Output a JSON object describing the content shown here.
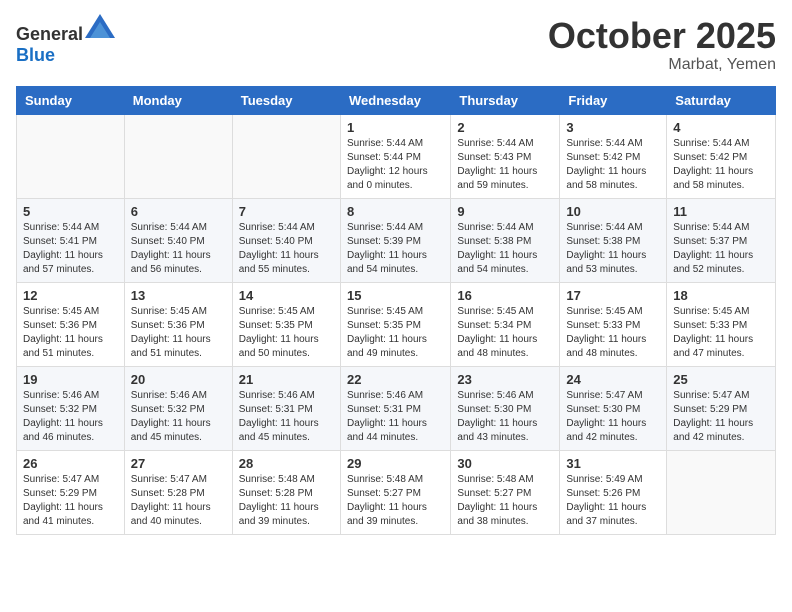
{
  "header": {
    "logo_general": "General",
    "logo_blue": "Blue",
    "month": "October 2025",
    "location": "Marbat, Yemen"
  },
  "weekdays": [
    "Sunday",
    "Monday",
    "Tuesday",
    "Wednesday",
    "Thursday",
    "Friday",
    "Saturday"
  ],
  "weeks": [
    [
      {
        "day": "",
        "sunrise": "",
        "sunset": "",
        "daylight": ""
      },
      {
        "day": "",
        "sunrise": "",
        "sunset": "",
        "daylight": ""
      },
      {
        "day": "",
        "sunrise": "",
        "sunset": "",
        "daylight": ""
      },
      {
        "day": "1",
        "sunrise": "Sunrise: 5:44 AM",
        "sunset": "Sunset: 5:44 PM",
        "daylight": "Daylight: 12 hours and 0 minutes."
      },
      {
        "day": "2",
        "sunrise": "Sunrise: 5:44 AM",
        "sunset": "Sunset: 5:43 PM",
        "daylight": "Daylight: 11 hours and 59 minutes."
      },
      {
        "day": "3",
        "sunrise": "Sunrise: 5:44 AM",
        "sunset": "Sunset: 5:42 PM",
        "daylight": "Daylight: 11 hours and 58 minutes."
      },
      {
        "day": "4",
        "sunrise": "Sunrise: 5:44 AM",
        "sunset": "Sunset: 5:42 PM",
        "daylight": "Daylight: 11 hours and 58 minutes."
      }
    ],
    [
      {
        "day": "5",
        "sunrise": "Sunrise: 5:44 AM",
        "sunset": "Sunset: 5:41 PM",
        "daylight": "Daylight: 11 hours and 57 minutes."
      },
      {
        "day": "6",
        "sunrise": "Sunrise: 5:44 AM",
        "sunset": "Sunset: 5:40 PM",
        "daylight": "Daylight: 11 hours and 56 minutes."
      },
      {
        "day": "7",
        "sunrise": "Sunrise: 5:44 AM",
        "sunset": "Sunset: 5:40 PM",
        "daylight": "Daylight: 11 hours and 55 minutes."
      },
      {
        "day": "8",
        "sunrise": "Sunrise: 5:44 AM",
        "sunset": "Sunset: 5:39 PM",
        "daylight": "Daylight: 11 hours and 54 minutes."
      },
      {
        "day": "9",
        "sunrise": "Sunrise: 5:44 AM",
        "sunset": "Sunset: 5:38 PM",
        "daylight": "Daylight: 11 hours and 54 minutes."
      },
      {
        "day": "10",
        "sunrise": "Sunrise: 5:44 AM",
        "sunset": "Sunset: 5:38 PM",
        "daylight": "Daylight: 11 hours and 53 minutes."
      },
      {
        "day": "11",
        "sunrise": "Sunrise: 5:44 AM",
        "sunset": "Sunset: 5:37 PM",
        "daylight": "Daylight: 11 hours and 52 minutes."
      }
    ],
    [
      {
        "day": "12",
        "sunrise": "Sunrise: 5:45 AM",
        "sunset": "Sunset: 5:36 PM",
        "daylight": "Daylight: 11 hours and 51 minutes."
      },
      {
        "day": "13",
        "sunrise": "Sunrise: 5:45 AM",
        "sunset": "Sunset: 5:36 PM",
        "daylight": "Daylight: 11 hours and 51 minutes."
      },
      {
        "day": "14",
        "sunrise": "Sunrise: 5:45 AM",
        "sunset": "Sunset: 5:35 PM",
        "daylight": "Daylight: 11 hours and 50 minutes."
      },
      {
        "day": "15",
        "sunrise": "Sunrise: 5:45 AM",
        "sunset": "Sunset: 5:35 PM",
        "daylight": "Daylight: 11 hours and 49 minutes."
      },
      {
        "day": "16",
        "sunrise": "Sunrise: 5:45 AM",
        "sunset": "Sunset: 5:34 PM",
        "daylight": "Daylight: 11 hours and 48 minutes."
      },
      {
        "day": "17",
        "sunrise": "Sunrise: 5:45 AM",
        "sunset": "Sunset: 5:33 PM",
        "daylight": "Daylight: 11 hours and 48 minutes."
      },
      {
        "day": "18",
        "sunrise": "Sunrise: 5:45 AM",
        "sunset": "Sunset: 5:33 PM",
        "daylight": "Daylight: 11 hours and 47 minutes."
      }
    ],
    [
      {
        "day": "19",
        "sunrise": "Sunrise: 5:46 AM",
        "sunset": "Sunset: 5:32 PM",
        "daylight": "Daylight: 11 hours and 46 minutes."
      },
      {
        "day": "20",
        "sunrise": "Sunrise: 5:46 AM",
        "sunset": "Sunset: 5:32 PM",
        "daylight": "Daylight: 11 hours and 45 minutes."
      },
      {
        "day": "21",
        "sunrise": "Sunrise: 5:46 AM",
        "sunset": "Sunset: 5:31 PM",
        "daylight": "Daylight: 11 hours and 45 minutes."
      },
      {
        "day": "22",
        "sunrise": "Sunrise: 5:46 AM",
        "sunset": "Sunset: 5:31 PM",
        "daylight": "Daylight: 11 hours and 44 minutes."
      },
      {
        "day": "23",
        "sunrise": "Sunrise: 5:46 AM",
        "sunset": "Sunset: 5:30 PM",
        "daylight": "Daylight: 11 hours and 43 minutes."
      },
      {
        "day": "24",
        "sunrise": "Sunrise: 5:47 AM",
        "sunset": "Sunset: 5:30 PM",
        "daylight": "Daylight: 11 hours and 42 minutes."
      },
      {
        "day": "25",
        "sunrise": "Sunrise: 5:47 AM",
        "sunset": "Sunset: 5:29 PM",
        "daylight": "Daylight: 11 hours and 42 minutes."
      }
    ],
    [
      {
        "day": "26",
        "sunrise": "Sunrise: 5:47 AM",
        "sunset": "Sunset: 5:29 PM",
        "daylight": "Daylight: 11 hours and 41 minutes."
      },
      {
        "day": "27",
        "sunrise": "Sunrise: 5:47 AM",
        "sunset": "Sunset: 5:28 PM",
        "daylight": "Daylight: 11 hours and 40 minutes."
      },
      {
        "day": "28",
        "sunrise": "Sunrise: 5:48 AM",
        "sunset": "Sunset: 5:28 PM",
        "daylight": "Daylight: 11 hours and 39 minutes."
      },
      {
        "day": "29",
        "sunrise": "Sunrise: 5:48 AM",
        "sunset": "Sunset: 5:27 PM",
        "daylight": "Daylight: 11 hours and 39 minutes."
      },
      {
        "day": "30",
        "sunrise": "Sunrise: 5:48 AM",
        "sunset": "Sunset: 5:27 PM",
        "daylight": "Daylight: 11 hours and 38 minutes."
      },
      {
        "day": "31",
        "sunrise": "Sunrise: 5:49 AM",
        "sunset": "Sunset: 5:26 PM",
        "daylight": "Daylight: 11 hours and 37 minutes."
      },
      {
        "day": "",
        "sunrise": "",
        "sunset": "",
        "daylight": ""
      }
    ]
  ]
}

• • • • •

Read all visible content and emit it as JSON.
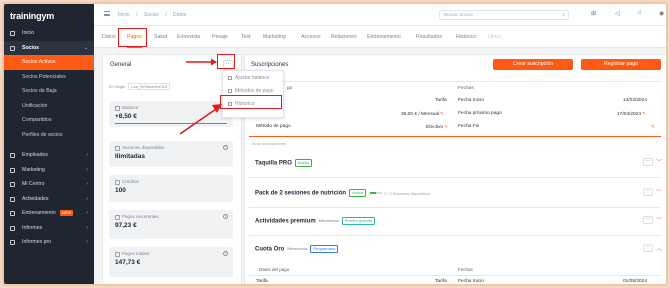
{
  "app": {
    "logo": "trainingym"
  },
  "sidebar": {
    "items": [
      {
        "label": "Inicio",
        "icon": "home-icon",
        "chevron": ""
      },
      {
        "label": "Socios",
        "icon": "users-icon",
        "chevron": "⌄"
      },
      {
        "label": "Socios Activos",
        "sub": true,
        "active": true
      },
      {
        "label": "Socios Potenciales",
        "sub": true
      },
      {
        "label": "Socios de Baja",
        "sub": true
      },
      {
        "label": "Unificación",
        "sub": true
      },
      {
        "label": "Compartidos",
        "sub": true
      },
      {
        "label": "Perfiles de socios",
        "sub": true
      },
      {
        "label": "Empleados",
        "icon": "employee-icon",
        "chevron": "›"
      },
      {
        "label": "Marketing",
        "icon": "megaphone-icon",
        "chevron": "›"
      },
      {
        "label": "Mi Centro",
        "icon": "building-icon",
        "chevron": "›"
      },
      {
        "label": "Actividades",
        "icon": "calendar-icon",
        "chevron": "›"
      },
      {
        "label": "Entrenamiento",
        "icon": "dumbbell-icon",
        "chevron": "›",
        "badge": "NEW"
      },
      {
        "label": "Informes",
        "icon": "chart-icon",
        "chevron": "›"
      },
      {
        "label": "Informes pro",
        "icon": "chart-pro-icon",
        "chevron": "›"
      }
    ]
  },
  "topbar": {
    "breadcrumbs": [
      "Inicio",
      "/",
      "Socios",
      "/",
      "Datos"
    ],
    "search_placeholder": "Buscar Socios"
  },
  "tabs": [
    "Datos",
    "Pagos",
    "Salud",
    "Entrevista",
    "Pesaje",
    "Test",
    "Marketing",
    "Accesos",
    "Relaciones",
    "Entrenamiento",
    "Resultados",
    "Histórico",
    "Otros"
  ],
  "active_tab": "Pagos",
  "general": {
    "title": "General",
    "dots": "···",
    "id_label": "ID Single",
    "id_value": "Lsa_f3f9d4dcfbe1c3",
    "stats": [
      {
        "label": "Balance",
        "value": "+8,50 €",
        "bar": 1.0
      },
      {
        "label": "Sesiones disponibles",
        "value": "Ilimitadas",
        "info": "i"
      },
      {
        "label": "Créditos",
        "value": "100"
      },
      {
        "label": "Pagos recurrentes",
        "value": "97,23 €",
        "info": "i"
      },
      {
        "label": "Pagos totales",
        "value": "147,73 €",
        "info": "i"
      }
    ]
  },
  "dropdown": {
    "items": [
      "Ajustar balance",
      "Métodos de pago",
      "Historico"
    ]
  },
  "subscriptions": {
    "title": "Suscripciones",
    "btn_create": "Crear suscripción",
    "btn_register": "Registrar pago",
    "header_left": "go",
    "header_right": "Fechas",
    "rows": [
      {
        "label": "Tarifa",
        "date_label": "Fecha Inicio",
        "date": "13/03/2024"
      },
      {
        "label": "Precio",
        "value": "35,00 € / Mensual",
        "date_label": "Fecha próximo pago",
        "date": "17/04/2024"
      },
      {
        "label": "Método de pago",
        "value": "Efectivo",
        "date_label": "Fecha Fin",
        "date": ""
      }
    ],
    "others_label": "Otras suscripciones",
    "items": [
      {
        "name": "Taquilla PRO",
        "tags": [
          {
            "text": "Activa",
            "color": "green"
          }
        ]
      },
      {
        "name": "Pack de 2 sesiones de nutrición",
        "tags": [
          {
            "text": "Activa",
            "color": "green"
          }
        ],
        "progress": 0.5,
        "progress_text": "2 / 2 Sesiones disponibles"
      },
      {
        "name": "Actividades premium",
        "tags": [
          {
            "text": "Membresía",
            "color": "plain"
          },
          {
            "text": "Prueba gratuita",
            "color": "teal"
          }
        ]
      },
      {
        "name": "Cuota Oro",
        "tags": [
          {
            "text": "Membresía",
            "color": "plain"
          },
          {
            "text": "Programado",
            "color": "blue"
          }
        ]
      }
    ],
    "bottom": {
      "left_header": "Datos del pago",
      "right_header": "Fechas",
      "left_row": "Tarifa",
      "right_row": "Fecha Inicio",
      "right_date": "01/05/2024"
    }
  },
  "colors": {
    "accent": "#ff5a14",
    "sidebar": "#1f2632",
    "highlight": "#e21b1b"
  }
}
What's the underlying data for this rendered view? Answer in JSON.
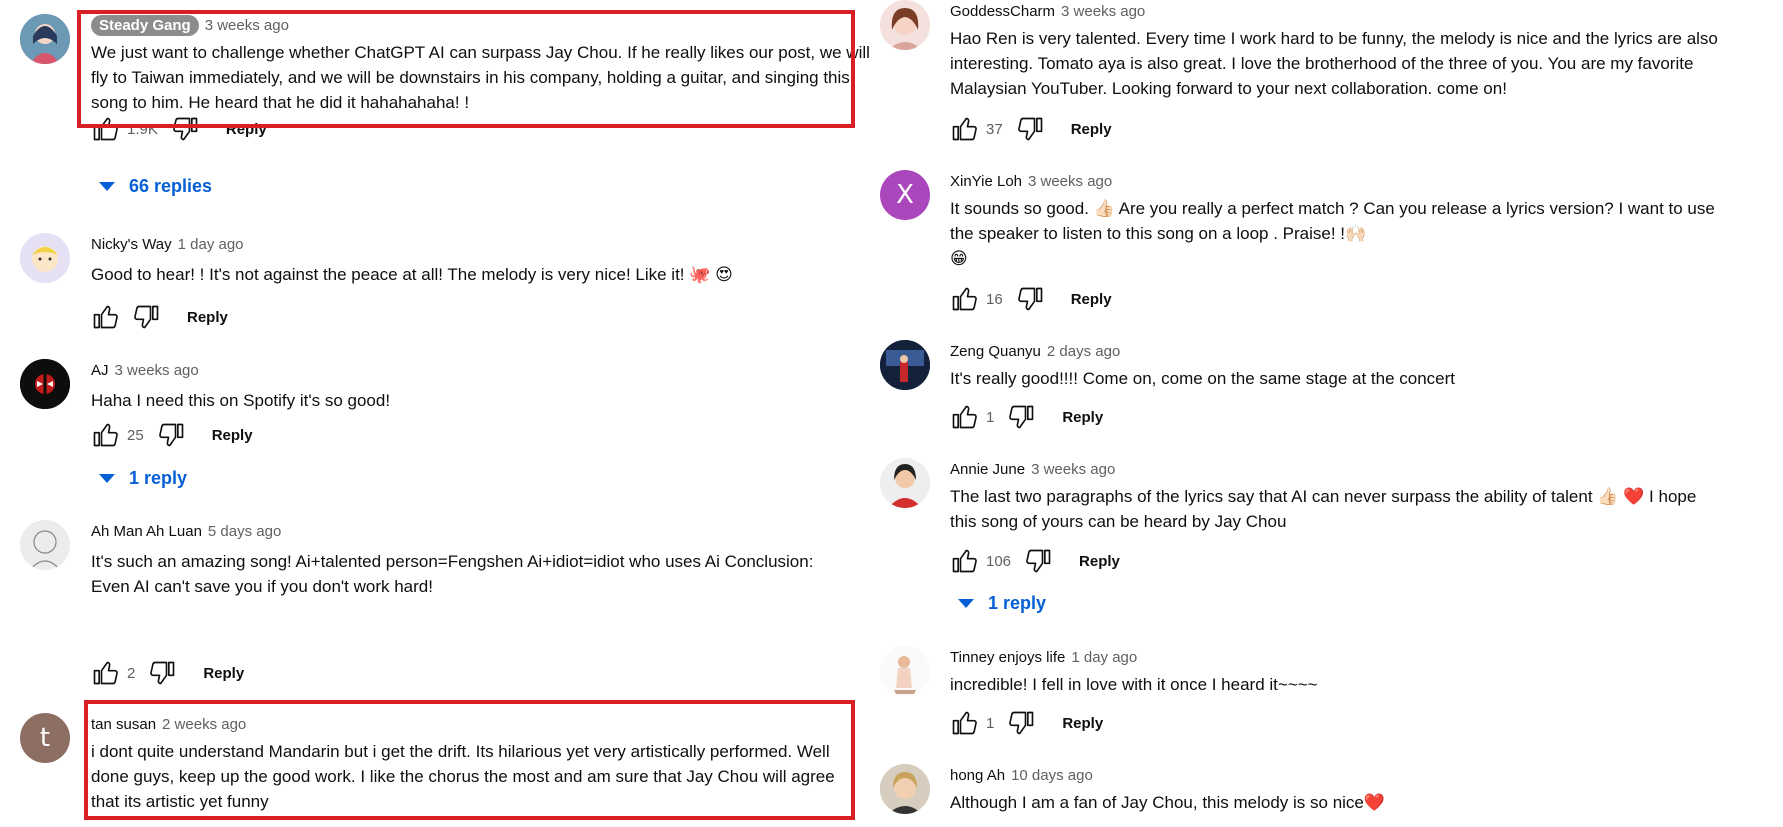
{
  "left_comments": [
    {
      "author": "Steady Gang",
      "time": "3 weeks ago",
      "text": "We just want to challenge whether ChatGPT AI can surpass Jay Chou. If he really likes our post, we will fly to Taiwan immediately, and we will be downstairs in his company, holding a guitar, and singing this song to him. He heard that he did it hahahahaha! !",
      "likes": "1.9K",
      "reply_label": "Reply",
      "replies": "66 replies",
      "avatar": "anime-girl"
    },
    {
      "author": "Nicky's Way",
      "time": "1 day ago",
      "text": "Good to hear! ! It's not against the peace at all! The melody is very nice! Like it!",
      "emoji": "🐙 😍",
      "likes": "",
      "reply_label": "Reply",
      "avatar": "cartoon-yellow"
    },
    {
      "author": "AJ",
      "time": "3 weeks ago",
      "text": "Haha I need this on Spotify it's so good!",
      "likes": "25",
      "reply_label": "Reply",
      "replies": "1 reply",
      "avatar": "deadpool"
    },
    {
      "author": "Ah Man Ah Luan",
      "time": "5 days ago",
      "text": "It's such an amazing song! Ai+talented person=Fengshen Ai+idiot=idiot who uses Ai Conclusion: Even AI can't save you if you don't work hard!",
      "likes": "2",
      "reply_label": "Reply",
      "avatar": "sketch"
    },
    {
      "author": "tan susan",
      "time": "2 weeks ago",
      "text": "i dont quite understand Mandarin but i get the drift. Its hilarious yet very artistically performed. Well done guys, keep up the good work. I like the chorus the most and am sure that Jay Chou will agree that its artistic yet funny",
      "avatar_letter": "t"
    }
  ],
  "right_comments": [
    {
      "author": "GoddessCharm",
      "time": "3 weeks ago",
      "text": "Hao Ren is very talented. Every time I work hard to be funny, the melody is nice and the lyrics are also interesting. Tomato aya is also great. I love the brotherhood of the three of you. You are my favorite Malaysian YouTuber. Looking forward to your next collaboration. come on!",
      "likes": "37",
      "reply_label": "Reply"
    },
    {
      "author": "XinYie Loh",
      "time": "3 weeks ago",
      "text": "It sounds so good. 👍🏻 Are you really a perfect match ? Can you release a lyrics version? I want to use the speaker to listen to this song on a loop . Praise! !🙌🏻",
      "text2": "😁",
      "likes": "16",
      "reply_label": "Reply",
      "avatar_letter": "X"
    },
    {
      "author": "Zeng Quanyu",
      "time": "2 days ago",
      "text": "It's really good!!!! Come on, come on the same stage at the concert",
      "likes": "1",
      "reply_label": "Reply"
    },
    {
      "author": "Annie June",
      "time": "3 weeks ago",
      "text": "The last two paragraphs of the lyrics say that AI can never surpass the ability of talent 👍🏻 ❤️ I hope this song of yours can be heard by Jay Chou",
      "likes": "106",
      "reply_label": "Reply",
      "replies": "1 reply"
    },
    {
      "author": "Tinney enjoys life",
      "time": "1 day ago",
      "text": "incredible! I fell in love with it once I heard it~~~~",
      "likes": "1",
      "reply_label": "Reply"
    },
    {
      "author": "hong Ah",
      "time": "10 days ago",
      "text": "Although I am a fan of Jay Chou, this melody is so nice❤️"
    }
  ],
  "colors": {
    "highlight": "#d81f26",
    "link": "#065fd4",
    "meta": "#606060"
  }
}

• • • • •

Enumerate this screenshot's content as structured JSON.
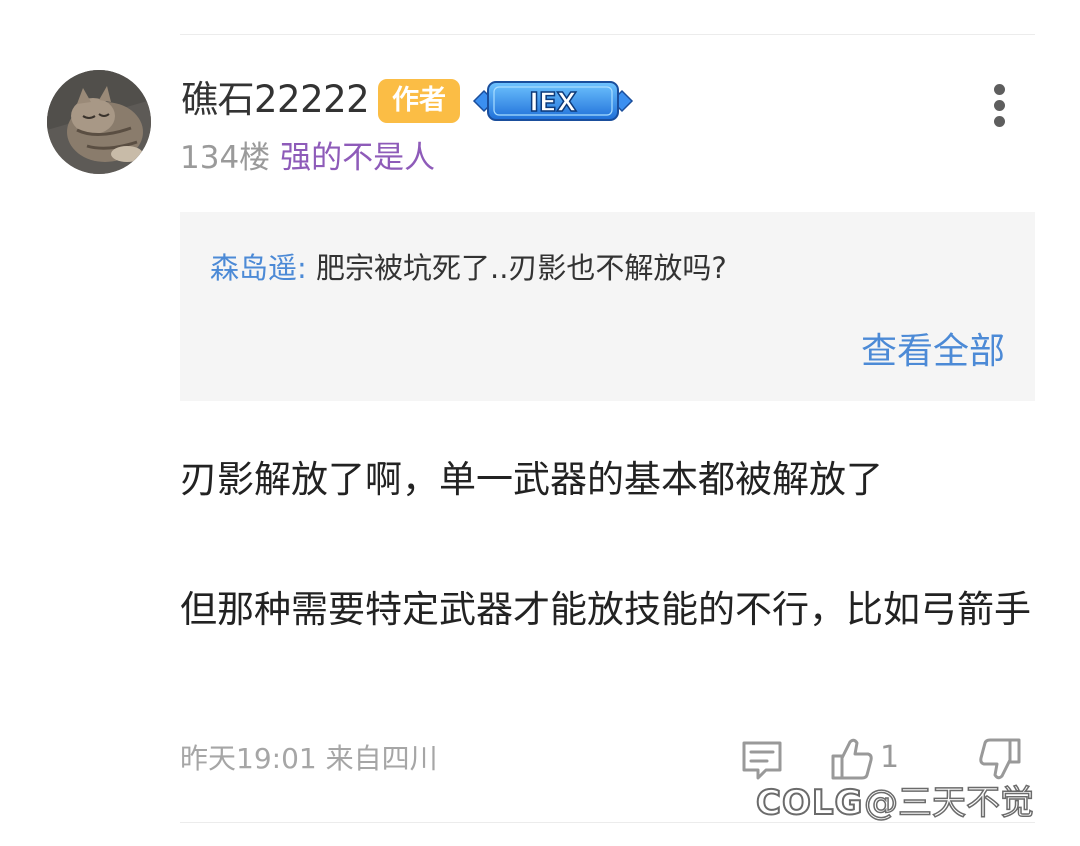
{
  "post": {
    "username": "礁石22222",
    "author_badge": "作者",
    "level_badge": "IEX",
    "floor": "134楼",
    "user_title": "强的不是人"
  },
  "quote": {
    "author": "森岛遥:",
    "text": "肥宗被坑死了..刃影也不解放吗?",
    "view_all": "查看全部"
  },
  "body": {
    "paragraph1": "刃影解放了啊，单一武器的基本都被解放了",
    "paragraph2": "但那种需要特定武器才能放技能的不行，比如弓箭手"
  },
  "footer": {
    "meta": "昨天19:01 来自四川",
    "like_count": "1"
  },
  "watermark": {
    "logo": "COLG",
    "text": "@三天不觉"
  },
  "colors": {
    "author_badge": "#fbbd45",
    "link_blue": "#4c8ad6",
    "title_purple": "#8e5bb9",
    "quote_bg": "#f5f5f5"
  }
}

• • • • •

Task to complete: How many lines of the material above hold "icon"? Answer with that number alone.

Response to the task: 9